■ PROVIDED RECORDS:

════════════════

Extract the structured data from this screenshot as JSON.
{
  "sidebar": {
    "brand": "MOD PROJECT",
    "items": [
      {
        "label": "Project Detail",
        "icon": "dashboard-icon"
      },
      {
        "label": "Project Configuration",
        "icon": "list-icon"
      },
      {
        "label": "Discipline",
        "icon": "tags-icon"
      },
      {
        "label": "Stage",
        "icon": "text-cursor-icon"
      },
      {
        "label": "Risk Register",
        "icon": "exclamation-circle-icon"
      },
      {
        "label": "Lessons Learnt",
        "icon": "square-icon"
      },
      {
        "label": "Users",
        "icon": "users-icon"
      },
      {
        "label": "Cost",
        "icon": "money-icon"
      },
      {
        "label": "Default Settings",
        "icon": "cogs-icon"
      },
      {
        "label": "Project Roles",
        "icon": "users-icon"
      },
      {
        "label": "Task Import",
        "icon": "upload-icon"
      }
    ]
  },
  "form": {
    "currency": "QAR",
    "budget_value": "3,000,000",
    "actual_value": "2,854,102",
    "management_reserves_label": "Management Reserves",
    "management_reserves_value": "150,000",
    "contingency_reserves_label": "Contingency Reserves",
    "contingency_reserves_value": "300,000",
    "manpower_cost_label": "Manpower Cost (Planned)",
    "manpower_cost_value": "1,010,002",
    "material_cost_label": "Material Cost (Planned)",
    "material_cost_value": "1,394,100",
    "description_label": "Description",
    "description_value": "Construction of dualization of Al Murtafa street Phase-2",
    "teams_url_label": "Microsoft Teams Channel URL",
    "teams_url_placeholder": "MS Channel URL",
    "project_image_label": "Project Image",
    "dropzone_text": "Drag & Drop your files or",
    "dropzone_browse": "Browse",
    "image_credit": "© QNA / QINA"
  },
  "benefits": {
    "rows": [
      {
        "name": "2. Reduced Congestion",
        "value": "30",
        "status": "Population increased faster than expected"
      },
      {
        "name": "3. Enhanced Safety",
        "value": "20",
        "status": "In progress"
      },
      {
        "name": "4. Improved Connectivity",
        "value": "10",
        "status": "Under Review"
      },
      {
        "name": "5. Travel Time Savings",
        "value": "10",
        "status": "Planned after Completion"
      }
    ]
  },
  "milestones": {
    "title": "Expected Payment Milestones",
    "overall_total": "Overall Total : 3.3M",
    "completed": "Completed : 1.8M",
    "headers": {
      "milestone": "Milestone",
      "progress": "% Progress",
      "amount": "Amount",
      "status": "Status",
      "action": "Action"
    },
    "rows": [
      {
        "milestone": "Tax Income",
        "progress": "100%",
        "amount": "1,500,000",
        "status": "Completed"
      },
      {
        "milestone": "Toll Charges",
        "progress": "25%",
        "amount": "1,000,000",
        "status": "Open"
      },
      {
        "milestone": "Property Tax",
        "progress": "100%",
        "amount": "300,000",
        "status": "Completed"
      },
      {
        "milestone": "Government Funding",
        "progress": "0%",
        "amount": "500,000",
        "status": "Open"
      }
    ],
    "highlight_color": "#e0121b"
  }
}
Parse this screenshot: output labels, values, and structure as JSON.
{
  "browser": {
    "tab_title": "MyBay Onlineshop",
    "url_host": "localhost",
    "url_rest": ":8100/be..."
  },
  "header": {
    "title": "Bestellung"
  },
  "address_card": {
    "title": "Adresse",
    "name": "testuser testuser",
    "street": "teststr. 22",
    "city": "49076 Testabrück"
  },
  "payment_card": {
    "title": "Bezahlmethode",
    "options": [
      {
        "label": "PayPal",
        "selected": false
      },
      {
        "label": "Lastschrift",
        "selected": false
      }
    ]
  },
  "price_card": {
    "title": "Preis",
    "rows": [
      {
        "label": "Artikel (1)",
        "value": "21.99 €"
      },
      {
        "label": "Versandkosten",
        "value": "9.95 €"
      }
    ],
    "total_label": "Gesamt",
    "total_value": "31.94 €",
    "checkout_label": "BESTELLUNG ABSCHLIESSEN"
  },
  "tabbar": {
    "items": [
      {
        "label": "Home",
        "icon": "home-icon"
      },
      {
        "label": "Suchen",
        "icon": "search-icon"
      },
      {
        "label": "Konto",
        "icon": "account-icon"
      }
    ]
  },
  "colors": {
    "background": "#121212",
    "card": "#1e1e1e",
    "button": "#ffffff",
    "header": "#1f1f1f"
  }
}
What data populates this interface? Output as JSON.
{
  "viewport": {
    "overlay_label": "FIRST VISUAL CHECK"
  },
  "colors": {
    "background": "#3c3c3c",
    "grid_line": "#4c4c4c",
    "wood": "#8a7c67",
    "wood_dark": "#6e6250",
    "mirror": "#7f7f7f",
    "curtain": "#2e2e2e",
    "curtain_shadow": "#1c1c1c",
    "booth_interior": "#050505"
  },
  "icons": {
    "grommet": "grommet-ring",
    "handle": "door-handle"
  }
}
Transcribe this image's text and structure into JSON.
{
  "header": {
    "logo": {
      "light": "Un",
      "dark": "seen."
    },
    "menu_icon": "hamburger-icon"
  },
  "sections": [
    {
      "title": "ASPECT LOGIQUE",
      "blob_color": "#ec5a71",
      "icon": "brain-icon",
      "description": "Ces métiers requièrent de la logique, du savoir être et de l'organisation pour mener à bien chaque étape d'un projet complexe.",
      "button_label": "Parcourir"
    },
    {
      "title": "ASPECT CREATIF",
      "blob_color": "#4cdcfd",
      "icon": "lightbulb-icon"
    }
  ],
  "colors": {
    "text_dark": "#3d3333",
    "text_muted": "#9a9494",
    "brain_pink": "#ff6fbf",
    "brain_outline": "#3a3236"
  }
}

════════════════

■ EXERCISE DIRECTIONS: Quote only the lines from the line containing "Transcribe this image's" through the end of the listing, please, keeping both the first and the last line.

■ ANSWER FOR THIS EXERCISE:
Transcribe this image's text and structure into JSON.
{
  "header": {
    "logo": {
      "light": "Un",
      "dark": "seen."
    },
    "menu_icon": "hamburger-icon"
  },
  "sections": [
    {
      "title": "ASPECT LOGIQUE",
      "blob_color": "#ec5a71",
      "icon": "brain-icon",
      "description": "Ces métiers requièrent de la logique, du savoir être et de l'organisation pour mener à bien chaque étape d'un projet complexe.",
      "button_label": "Parcourir"
    },
    {
      "title": "ASPECT CREATIF",
      "blob_color": "#4cdcfd",
      "icon": "lightbulb-icon"
    }
  ],
  "colors": {
    "text_dark": "#3d3333",
    "text_muted": "#9a9494",
    "brain_pink": "#ff6fbf",
    "brain_outline": "#3a3236"
  }
}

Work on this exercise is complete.